That seems remarkably hard on Junior Lake. It was meant to be. Because sometimes, the truth is really, really harsh.
Today was a growing pain for the kid, who had three hits and drove in the lone run for the offensively challenged Cubs. And while
maybe he didn’t deserve the benching that Starlin Castro got yesterday from Dale Sveum, he does deserve a meeting with both Sveum, and outfield instructor Dave McKay.
From where I sit, after watching the replay over and over (because I could not watch the play live), Junior Lake simply got complacent and dropped the ball. He got to the spot in plenty of time. He did not appear to be fighting the sun. I could be wrong. I really hope I am. It just didn’t look that way. And it led to the Cardinals’ second and third runs.

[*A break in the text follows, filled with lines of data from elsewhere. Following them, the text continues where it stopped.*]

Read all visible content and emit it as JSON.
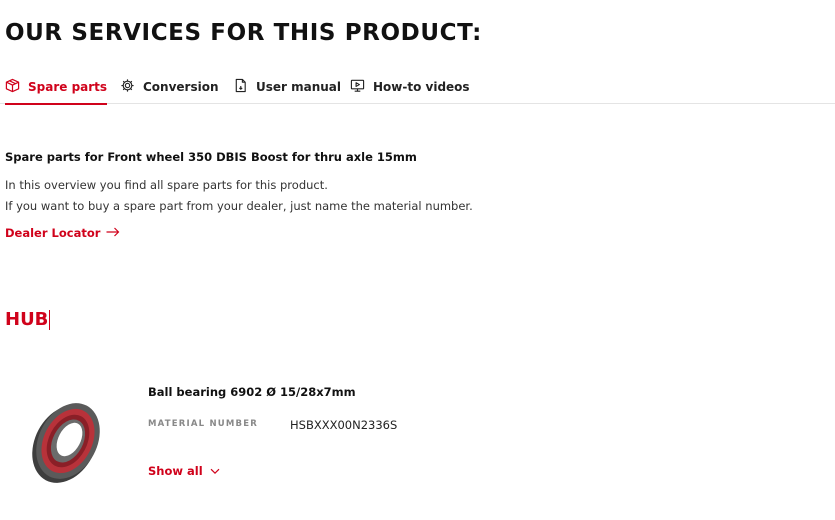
{
  "page": {
    "heading": "OUR SERVICES FOR THIS PRODUCT:"
  },
  "tabs": [
    {
      "label": "Spare parts",
      "icon": "box-icon",
      "active": true
    },
    {
      "label": "Conversion",
      "icon": "gear-icon",
      "active": false
    },
    {
      "label": "User manual",
      "icon": "document-icon",
      "active": false
    },
    {
      "label": "How-to videos",
      "icon": "monitor-icon",
      "active": false
    }
  ],
  "intro": {
    "title": "Spare parts for Front wheel 350 DBIS Boost for thru axle 15mm",
    "line1": "In this overview you find all spare parts for this product.",
    "line2": "If you want to buy a spare part from your dealer, just name the material number.",
    "dealer_link": "Dealer Locator"
  },
  "section": {
    "title": "HUB"
  },
  "parts": [
    {
      "name": "Ball bearing 6902 Ø 15/28x7mm",
      "material_label": "MATERIAL NUMBER",
      "material_number": "HSBXXX00N2336S",
      "show_all": "Show all",
      "image": "ball-bearing-image"
    }
  ],
  "colors": {
    "accent": "#d0021b",
    "text": "#111111",
    "muted": "#888888",
    "divider": "#e4e4e4"
  }
}
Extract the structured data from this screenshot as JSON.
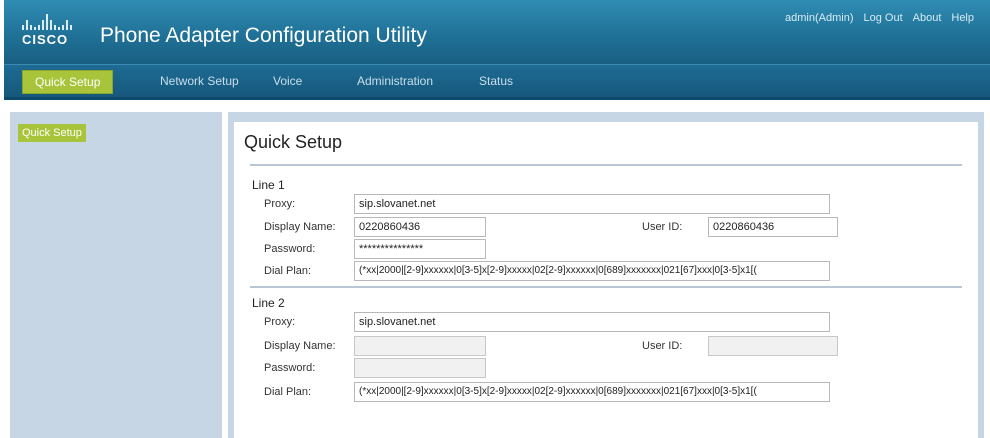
{
  "header": {
    "brand": "CISCO",
    "title": "Phone Adapter Configuration Utility",
    "links": {
      "user": "admin(Admin)",
      "logout": "Log Out",
      "about": "About",
      "help": "Help"
    }
  },
  "nav": {
    "tabs": [
      "Quick Setup",
      "Network Setup",
      "Voice",
      "Administration",
      "Status"
    ],
    "active": "Quick Setup"
  },
  "sidebar": {
    "items": [
      "Quick Setup"
    ]
  },
  "page": {
    "title": "Quick Setup",
    "labels": {
      "proxy": "Proxy:",
      "display_name": "Display Name:",
      "user_id": "User ID:",
      "password": "Password:",
      "dial_plan": "Dial Plan:"
    },
    "lines": [
      {
        "title": "Line 1",
        "proxy": "sip.slovanet.net",
        "display_name": "0220860436",
        "user_id": "0220860436",
        "password": "***************",
        "dial_plan": "(*xx|2000|[2-9]xxxxxx|0[3-5]x[2-9]xxxxx|02[2-9]xxxxxx|0[689]xxxxxxx|021[67]xxx|0[3-5]x1[("
      },
      {
        "title": "Line 2",
        "proxy": "sip.slovanet.net",
        "display_name": "",
        "user_id": "",
        "password": "",
        "dial_plan": "(*xx|2000|[2-9]xxxxxx|0[3-5]x[2-9]xxxxx|02[2-9]xxxxxx|0[689]xxxxxxx|021[67]xxx|0[3-5]x1[("
      }
    ]
  },
  "colors": {
    "header": "#2f8cb3",
    "nav": "#1e6b94",
    "active_tab": "#a7c43a",
    "frame": "#c7d6e5"
  }
}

If my suspicion is correct, it shows that Lake is guilty of an effort mistake, which in my estimation is worse than any other kind, to include the one that Starlin Castro gets tagged with, the mental mistake. Yesterday is a prime comparison. Starlin went all out, made a tough play, and spaced on the runners, allowing a run to score. Junior Lake, today, didn’t have to go all out, got to the routine fly ball, and let it fall harmlessly to the Wrigley turf because he didn’t use two hands when he looked to have ample opportunity to do so. That is an effort mistake, from a player who has limited experience in the outfield. There is no excuse for that. Effort should be the last thing you’d have to worry about from Junior Lake right now as an outfielder. To have the play he had today should raise the maturity concerns that have been raised about Starlin Castro.
Effort mistakes are inexcusable. Junior Lake’s today is the first that I can recall from him in his time with the major league club. David DeJesus had a similar one on June 13th, dropping a routine fly, allowing a run to score against the Reds, albeit in a game the Cubs eventually won in extras (where it was Starlin who got tagged for dogging it admiring his near walk-off in the ninth). The Cubs are not good enough to not play hard all the time. When they don’t, especially against the Cardinals or like two months ago against the Reds, they won’t win. Young players like Junior Lake, who are in auditions with the team have no excuse for not busting it 100% of the time. Veterans like DeJesus, who’s had his share of mental and effort blunders this season are also in auditions. What makes it worse for a player like DeJesus is that players like Lake are watching him and what he does on and off the field every single day.
Maybe the veteran leadership is what the Cubs are missing. Say what you want about Alfonso Soriano and, going back further, Marlon Byrd, effort was not an issue from those veteran players. That might be where they’re missed the most.